    Xenetech’s priority is to stay “plugged in” to meeting the needs of its customers with an extensive, highly knowledgeable customer service staff that is well trained and experienced in the business, says Barone, who stresses that customer service is “one of our core competencies.”
    Kathy Hoffpauir, who helped her husband build the company, says Xenetech’s customer service, without question, is the greatest contribution to its success. “We’ve tried to make all our employees understand that when our customers are down, their businesses stop,” she says. “Jay and I owned an engraving business before we got into the software business, and we know what engravers need and the problems they face.”
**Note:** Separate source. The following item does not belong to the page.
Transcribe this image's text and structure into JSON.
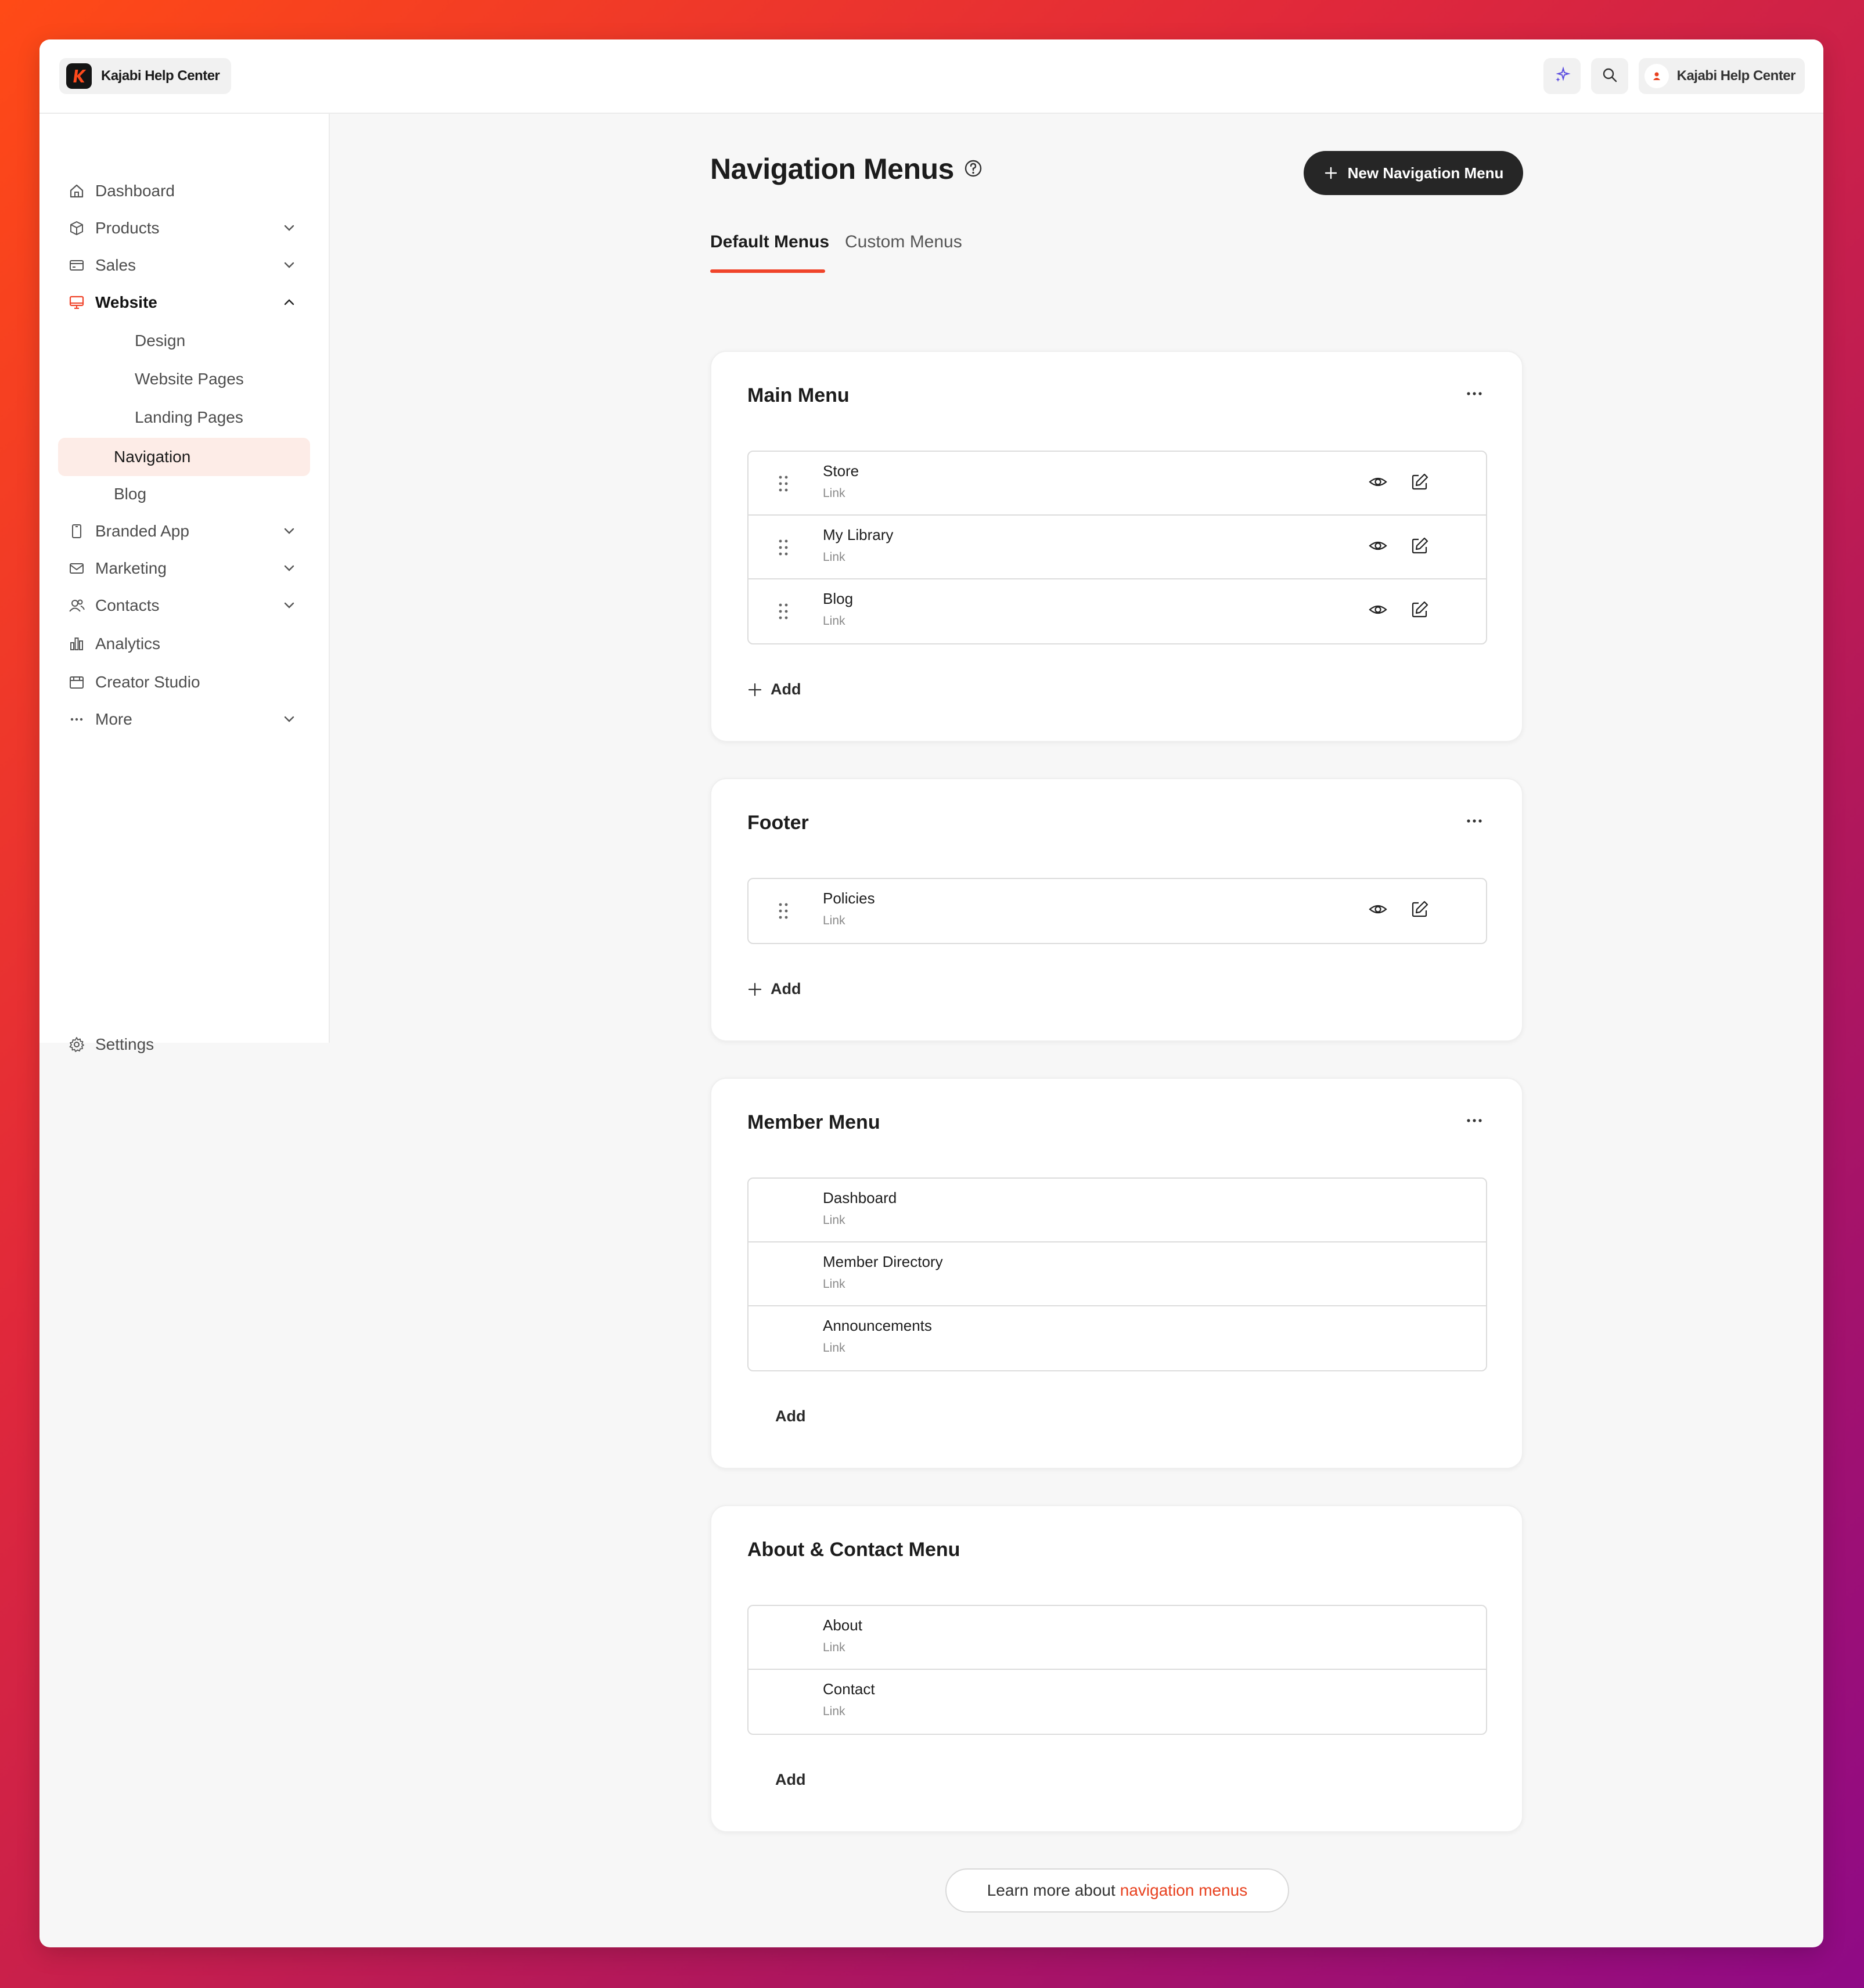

    Jessica Hoffpauir-Freeman worked for her parents’ engraving business as a teen. “I learned to fear what could happen if something went wrong with the machines, which is what drives me today when dealing with customers,” she says. “I want their machines up and running. I want them pushing out jobs. My goal is for them not to fear impending doom because they know we will get right on any problem they have.”
    Barone adds, “It is not uncommon to see one of our customer service representatives personally drive a package to Fed-Ex at 7 p.m. so a customer doesn’t experience down time or for our development staff to create a product feature that a customer requested earlier in the week.”
    Xenetech looks at the product “from the cradle to the grave”, Barone says. From the introduction of a new product, he explains, Xenetech makes sure it supplies ample support documents, help files and other resources, such as videotapes and maintenance posters that customers can hang on their walls. That way, they have easy access to immediate help and the tools they need to survive.
    “But we are always available to answer questions and help them if they cannot figure something out on their own,” he says. “They can always fax or e-mail us, too.”
    Xenetech also has strict training procedures for distributors so they can help customers apply the equipment to their individual needs. The company even provides a pager service and a beeper service during holidays.
    Barone says Xenetech is fortunate to have talented and dedicated staff members, partner-vendors and distributors factory-trained to sell, install and support all Xenetech products. In addition to the Hoffpauir family, other employees have made major contributions.
    Carey Solomon has contributed as the chief architect of Xenetech’s information systems infrastructure and has written a number of installation programs currently in use by Xenetech customers.
    After starting as a Xenetech customer service representative in 1992, Jim Brown made significant contributions to the software product offering. Promoted to software development manager in 2000, he led the project team that upgraded XGW 32 from a 16-bit environment to a 32-bit application. He has written a driver to allow CADlink products to output to Xenetech rotary engraving systems.
    Jimmy DuBose already possessed production and sales experience with Xenetech equipment when he joined the company in 1996. After serving as a customer service representative, he became Xenetech’s sales manager and has created a customer following from his years as a trainer and workshop teacher.
    And Drew Brown worked his way up to production manager from his entry into Xenetech in 1995 as an assembly worker. He has earned respect from people inside and outside of Xenetech for his responsiveness and ability to make things happen.
    “One of the big things missing in corporations today is the personal touch,” says Jessica, who is grateful to work in a family business where she can give a little extra to each customer. “We want our customers to succeed because we feel like we are an extension of our customers.”
    Longtime customer Bill Townsend is impressed with the way Xenetech continued moving forward after Hoffpauir’s passing. “I admit, some Xenetech customers wondered when Jay’s health went downhill what would happen to the company,” he says. “There was concern that the company might not have the strength to continue without Jay’s leadership. But Xenetech’s customer service and technological excellence continue to be unsurpassed. Jay built a great team with a lot of talent. I’m sure he would be pleased. I have tremendous confidence in Xenetech’s future.”